Throwback Thursday - Paul Krahulec


Paul Krahulec’s Rewarding Hobby

PK and family - Cooper.jpg[Paul with his wife, Amy, and son, Tyler]

Many in the competitive Freeski and Snowboard world know Paul Krahulec as the guy who reminds everyone to wear a helmet, go over the rules, and have a great time before a competition.  Paul, or PK, is currently the Series Director of USASA’s Rocky Mountain Series (RMS) and FIS Technical Delegate.  Though his competition career started like many in our world: as a parent of young athletes.  In 2003, Team Summit athletes needed someone to organize the group to go to Nationals in Sunday River, ME.  Team Summit’s organizer had passed away in a hunting accident.  Paul volunteered to help the team out, and then again, and again, and eventually was voted in as the Director of the Copper Mountain Series.

Piece by piece, Paul grew the series into the organization it is today.  His guiding principles:
1. Help kids grow into good people
2. Kids want a solid competition
3. Give the customer what they want



As we all know, traveling competitions reduce the cost to the families, fosters better competition, and promotes a growth mindset.  So early in Paul’s tenure, he renamed the Copper Series to the Rocky Mountain Series.  Working with teams in the greater Rocky Mountain region, RMS started hosting competitions at mountains beyond just Copper.  This grew the number of athletes competing, thus provided more opportunities for a solid competition. (You may be the best at Copper, but how do you stack up against the best in Breckenridge?

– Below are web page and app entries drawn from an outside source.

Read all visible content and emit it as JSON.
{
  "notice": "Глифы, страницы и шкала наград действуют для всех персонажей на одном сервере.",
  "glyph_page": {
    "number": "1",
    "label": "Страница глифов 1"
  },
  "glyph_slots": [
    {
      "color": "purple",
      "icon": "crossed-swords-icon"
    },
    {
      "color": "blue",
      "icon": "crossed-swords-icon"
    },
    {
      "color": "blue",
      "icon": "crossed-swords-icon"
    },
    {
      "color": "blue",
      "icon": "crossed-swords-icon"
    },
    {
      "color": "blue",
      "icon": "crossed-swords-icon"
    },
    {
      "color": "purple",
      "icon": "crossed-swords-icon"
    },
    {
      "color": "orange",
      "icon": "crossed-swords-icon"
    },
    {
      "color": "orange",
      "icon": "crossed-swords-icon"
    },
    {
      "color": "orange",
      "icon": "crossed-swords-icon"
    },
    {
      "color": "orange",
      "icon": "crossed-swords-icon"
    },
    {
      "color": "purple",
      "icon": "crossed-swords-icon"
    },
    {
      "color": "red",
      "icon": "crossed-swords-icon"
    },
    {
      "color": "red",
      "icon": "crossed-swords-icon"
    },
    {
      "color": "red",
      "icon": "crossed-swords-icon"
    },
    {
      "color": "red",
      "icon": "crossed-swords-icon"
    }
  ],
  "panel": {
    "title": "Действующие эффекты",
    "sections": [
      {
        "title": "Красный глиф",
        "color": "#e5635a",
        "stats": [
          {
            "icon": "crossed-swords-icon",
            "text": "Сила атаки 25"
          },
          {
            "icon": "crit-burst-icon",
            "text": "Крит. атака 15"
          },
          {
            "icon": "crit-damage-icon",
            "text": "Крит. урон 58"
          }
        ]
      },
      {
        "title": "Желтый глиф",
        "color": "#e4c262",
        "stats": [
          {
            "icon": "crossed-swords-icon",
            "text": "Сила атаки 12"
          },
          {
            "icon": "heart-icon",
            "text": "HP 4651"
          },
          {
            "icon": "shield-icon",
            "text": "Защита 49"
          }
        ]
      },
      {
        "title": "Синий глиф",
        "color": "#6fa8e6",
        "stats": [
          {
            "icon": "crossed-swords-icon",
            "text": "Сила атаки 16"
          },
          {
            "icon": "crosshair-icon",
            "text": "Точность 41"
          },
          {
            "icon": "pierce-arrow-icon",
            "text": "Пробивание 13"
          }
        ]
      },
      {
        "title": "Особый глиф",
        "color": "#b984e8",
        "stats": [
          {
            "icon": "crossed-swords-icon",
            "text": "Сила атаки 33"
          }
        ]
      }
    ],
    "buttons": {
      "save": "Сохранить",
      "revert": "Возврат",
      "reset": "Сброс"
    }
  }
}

Or Steamboat Springs? Or Winter Park?…)

With a larger membership and numerous venues, athletes are challenged more often.  With these additional challenges, a growth mindset becomes an athlete’s greatest tool.  They may not podium every time, but every athlete should know how to accept failure and learn from it.



The Copper Mountain Series started with a small membership and volunteer judges.  When asked about the early days of the series, Paul stated: “Well I didn’t know what was going on.  I used Team Summit parents as judges…”  Seeing the need for professional staff, Paul spoke with Greg Johnson from Vail to develop a judging staff from the series.  (Greg Johnson was one of the first to standardize judging criteria, which was then picked up by US Snowboard, and set the framework for Olympic level judging today.) Many of the judges trained by Greg in early RMS history have gone on to judge Olympic events.

As the series grew, so did its staff.  Paul has never shied away from supporting his team in their professional development.  On any given day, it is not uncommon for the judges to reminisce about a FIS event in China, or a Technical Supervisor to suggest a change by saying: “well, we did this at a World Cup.”  When asked about staffing, Paul kept coming back to the idea that a professional staff means a good competition, and that is what all kids in USASA are looking for.


Good Ideas

As the series grew, it faced new problems.

Kids would enter the series and not have a clue what competition should look like.  Paul’s answer: create an age bracket to allow athletes to experience the process early.

This came with additional financial hardships on new families to the series.  So Paul waived competition fees for athletes under 9 years old.

With enrollment growth in the series, Paul turned to Online Registration, to speed up the registration process.  RMS was the first series to implement such a process.

As the interest in the series grew, so did potential partnerships.  This every athlete’s 2nd favorite experience with RMS, the giveaway.  Regardless of where you place, you have the opportunity to win a new snowboard, skis, socks, hats, etc.

“While we were the first to hold ourselves to FIS standards, and implement live scoring and whatnot, we just do what the customer wants…it’s simple really,” says Paul, looking back on how RMS has grown over the years.

IMG_7018.jpg[PK at the 2018 Grand Prix at Copper Mountain #wetherms]

In 2020, the strong majority of athletes recently named to the US Freeski and Snowboard Teams have come through RMS.  Heck, Gus Kenworthy still wears an RMS sticker on his helmet.  Over the last 20 years, RMS went from a small series to one of the top 3 in all of USASA.  Paul Krahulec’s rewarding hobby is proof that volunteering can make a difference.


Additional reading